Bob Dylan has won the Nobel Prize for Literature. His name had been occasionally mentioned as a possible nominee in the past decade or so, but he was seen as unlikely to win for two reasons. The obvious one is that as a singer-songwriter rather than a published novelist, playwright or poet, his work has stood outside mainstream notions of what constitutes “literature” for most of Western establishment opinion, although the Nobel did, long ago, honor Winston Churchill for his works of history.
The second reason this was unlikely is that Dylan is American, and therefore, as we know from a gaffe years ago from a ranking member of the Swedish Academy, a provincial...Read More
Dario Fo, who died this past week, was a great playwright of the years of unrest and rebellion in the 1960s and ’70s. His plays such as Accidental Death of an Anarchist and Can’t Pay? Won’t Pay! were hilariously cutting critiques of life under capitalism as it went into crisis. His style of theatre was like a Brecht play performed by the Marx Brothers in the age of TV. They even became long running hits in London’s West End.
Brian Mulligan, a teacher, writer and performer who was part of the “alternative comedy” scene of the 1980-90s, said...Read More
There have been key moments when forms and modes of perception and expression shift in a profound manner. Such shifts may be met with skepticism, even hostility. Eventually, a new paradigm seems to emerge, although the malleable nature of art is such that the new paradigm can co-exist with its forerunners – yet not always peacefully so. The predictable and easily danceable swing tunes of Benny Goodman-era jazz developed into the more amorphous, multi-dimensional bebop. The realism of 18th century paintings gave way to the new imageries of “modernism” and later to “postmodernism” (a term simultaneously impossible to prescriptively define and curiously passé).Read More
Recent years have seen an application of the Marxist concept of uneven and combined development (UCD) to the study of cultural and aesthetic production. With a few exceptions, however, this application has been limited to the medium of literature.
This panel interrogates the framework of UCD and aesthetics through questioning the nature of the relationship and expanding said framework into music and visual art. It also discusses the relationship between aesthetics and the geographic changes of neoliberalism.Read More
Can America ever truly face its racism – both past and present – for what it truly is? Or is the history of forced migration, bondage and slave labor, legal apartheid, incarceration and horrific state violence too much for it to survive such a revelation? Can it endure the psychic shock and endeavor in some kind of pursuit of truth or reconciliation? Or will it simply implode, come apart at the seams and make way for something new? Something which, hopefully, would not have genocide running through its veins? Langston Hughes tells of a man urging us to “let America be America again,” but Hughes is not so sure such an America ever existed. Neither should anyone today.Read More

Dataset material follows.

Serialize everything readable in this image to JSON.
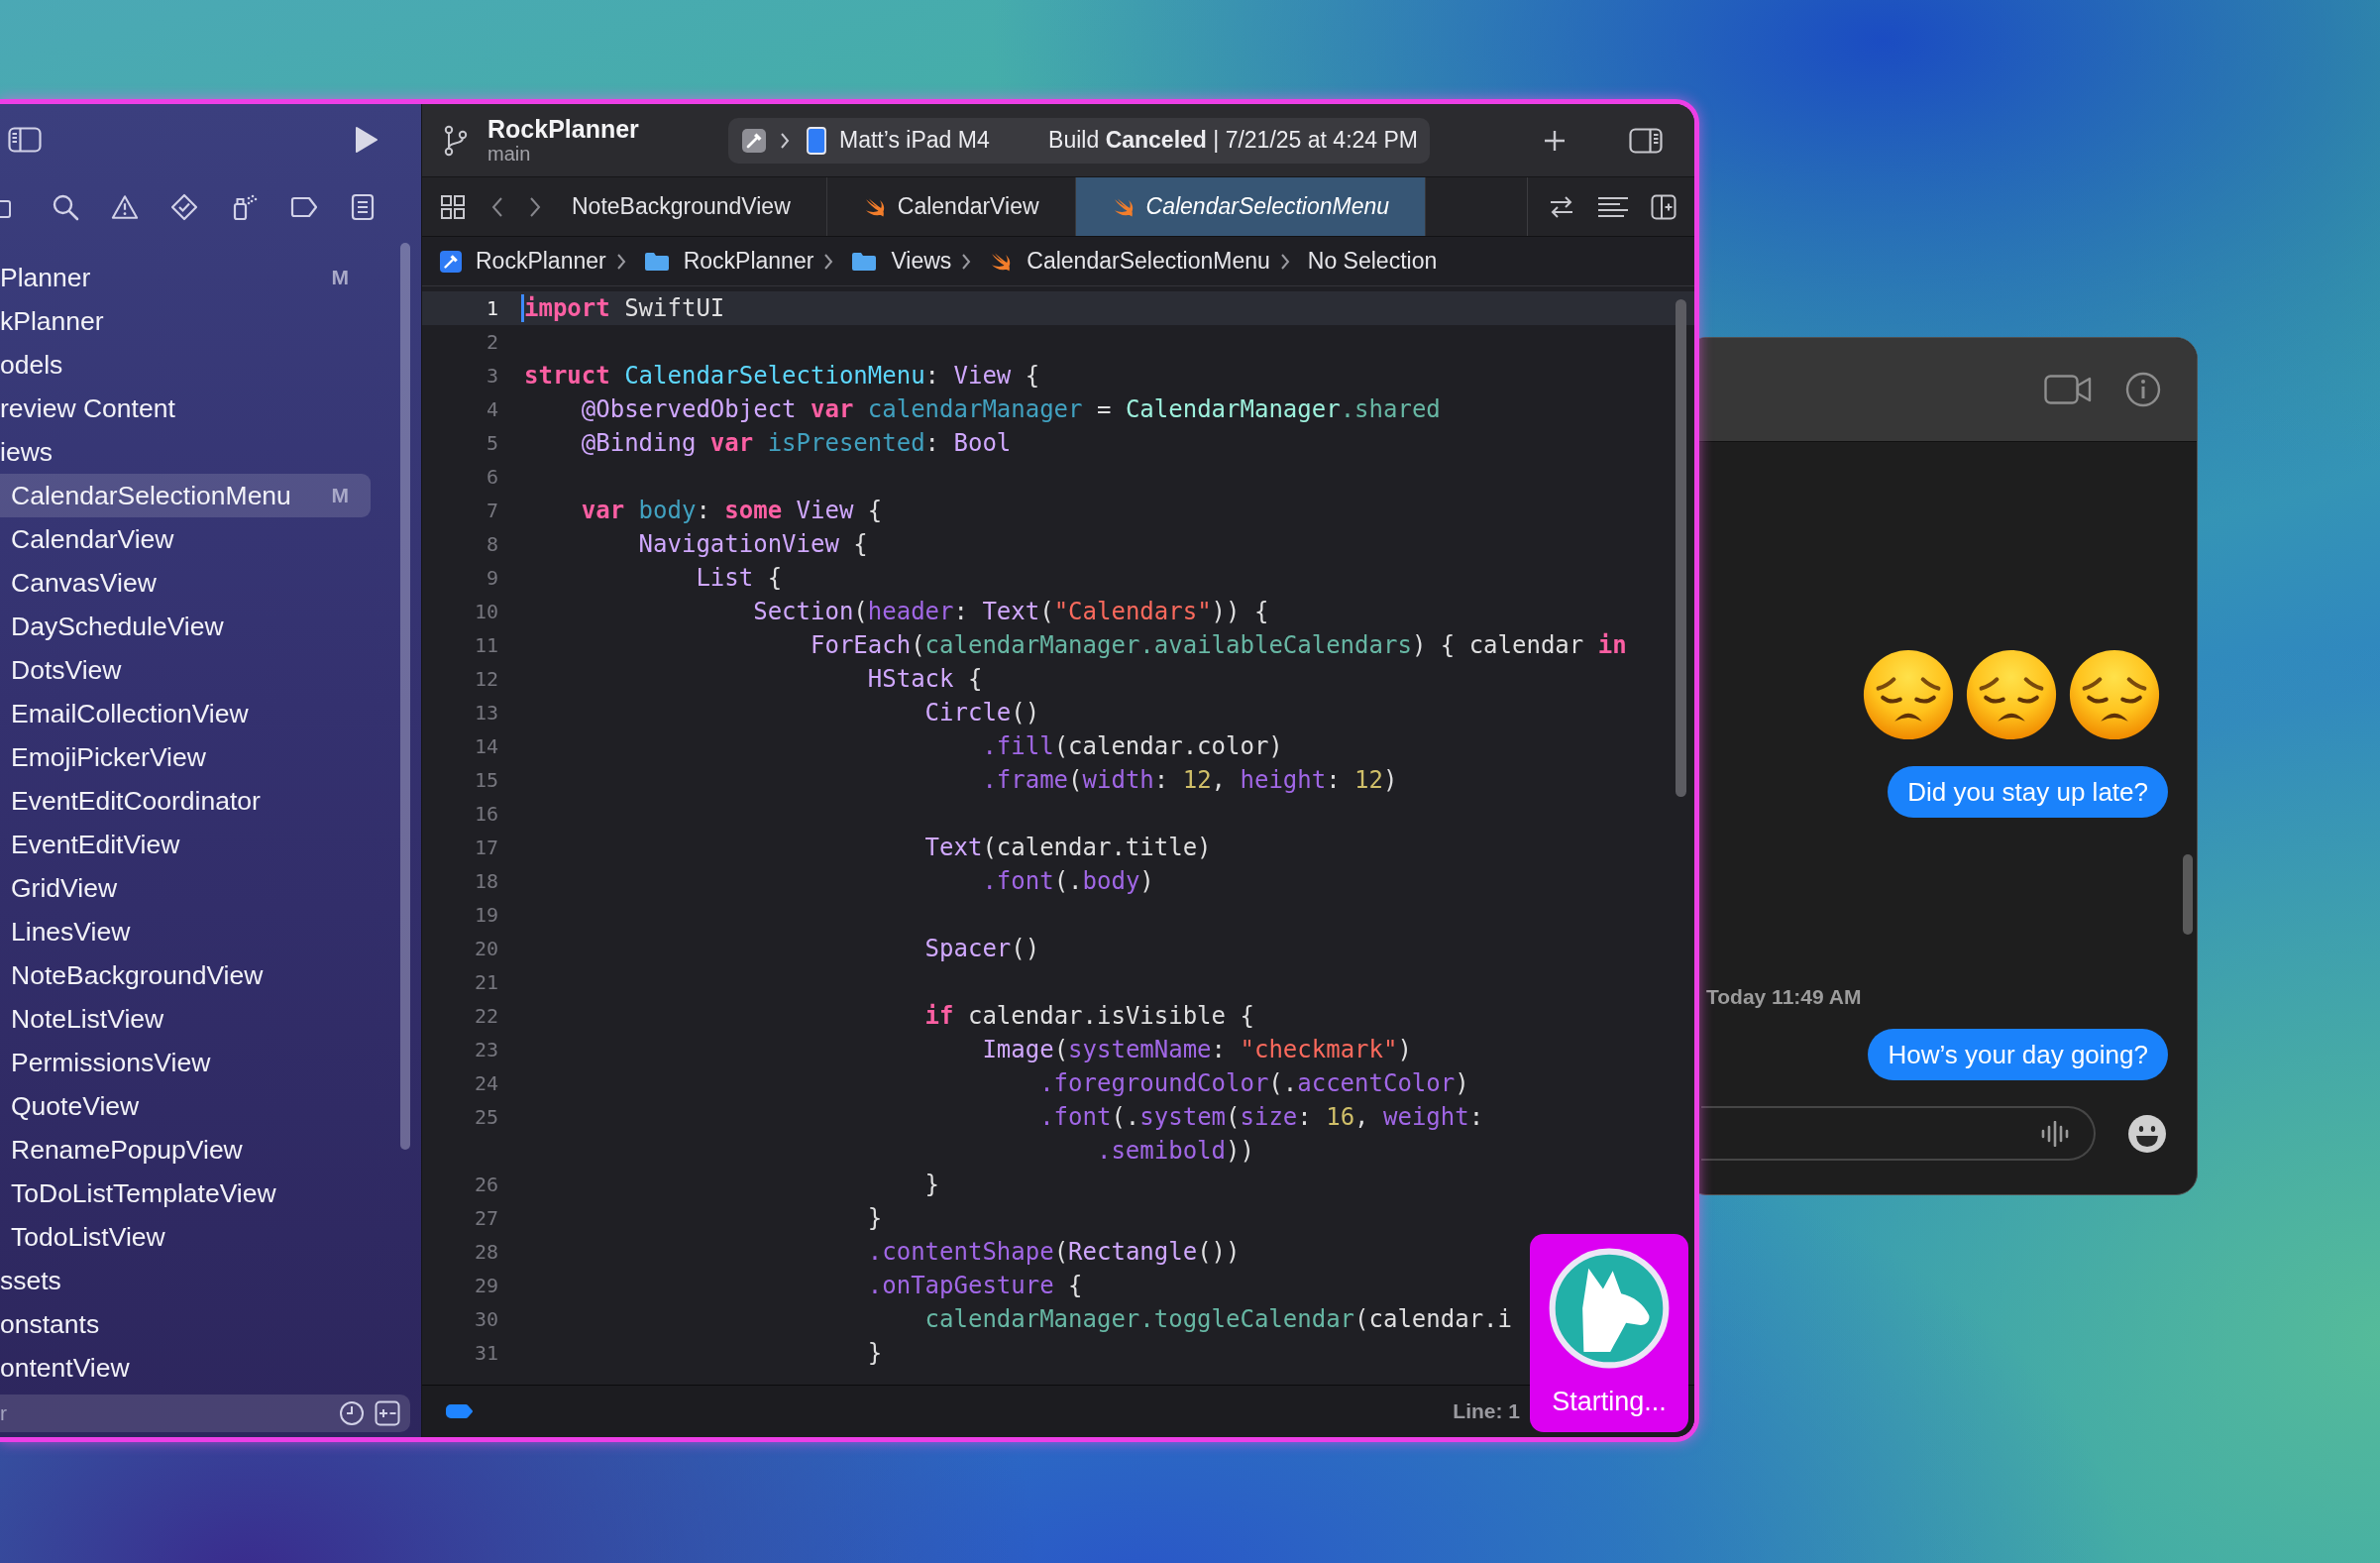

There is no getting around the popularity or cultural clout that both Afropunk and Afrofuturism have in contemporary culture. It’s been over ten years since James Spooner’s film on Afropunk came out, the website that bears its name is visited by hundreds of thousands each month, and the yearly festival recently expanded from Brooklyn to Atlanta and will soon be making its way to Paris. Afrofuturism, for its part, has become quite trendy in certain circles, with advertising companies attempting to cash in on its aesthetic. It is not difficult to see its influence in a growing array of artists.Read More